Wednesday, March 16, 2011


It's truly unbelievable how many different types of urns there are. Stone, wood, ceramic, glass, metal, mixed, tall, short, round, square, solid and secure to completely biodegradable, elegant to funny, classic to bizarre. To my friends living… you may want to start looking now!

It’s been almost a year now since Alex’s passing. I’m expecting a call any day now to let me know that his remains
are ready to be picked up. At that time his sister, Julia, and I will go and collect Alex’s cremated remains. For the last year his body was used for scientific purposes – in hopes of furthering science and improving the lives of others. But now… a year later… what container is there that could capture the essence, the joy, the drive, the heart of Alex?

My only other loved one who was cremated was my grandfather, but picking an urn for him was easy. Having been late to his own wedding because he was in the car listening to the Yankee’s game, his remains were put into a new York Yankees themed urn – complete with baseball. But he had lived a full life and that was a story that was retold every anniversary, baseball game and frankly whenever we needed to put him in his place. Alex’s life though was … incomplete.

We each have a memory of a defining moment with Alex. For me – him being in my rock climbing class and more so when I got him back on the wall for the first time after a round of treatments… for Janet it was probably a much earlier memory of first meeting him in high school… for Serena probably their first kiss... and for his mom and sister – so many possible key moments to choose from to capture him in forever.

A tear drop? An orb? A fire hydrant? A box? A bag? A memory? An emotion? What form do you put on the remainder of a person when all that is left is ash?

Frankly… I say none. Alex isn’t in the ashes; Alex is in my heart and memories. Even if I were to take the fragments of DNA available and reconstruct a person from it, that person wouldn’t be Alex. Though he may look like Alex, his memories and experience would be completely different. Maybe he’d become a musician instead… or an artist… or maybe an electrical engineer at Stanford, but even then he still wouldn’t be Alex. The Alex I knew lives on in my heart and mind – not in ashes. As such… since he’s still alive to me – I can talk with him whenever I need and go to his memorial spot to find some solace. Granted… that still doesn’t help with deciding what urn to pick out for him.

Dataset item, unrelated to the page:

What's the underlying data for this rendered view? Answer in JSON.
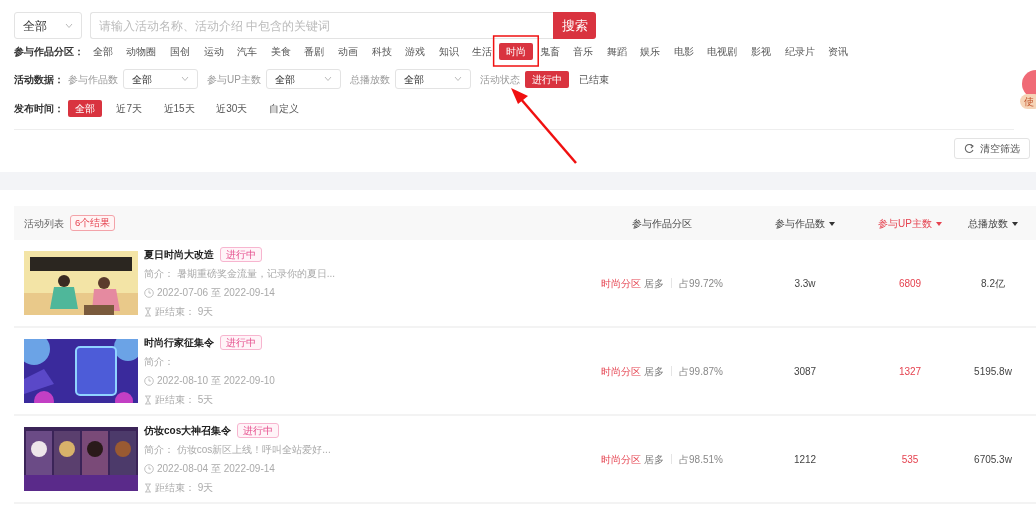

It does, though, help me to focus on the important facts – that Alex’s spirit could never be contained by an earthly vessel and that it lives on. We have his ashes, we hold on to memories and we move forward knowing he’s looking out for us. Someday we’ll meet up again. Until then – we live.

Written by: Blase B. Iuliano
Edited by: Janet Cheng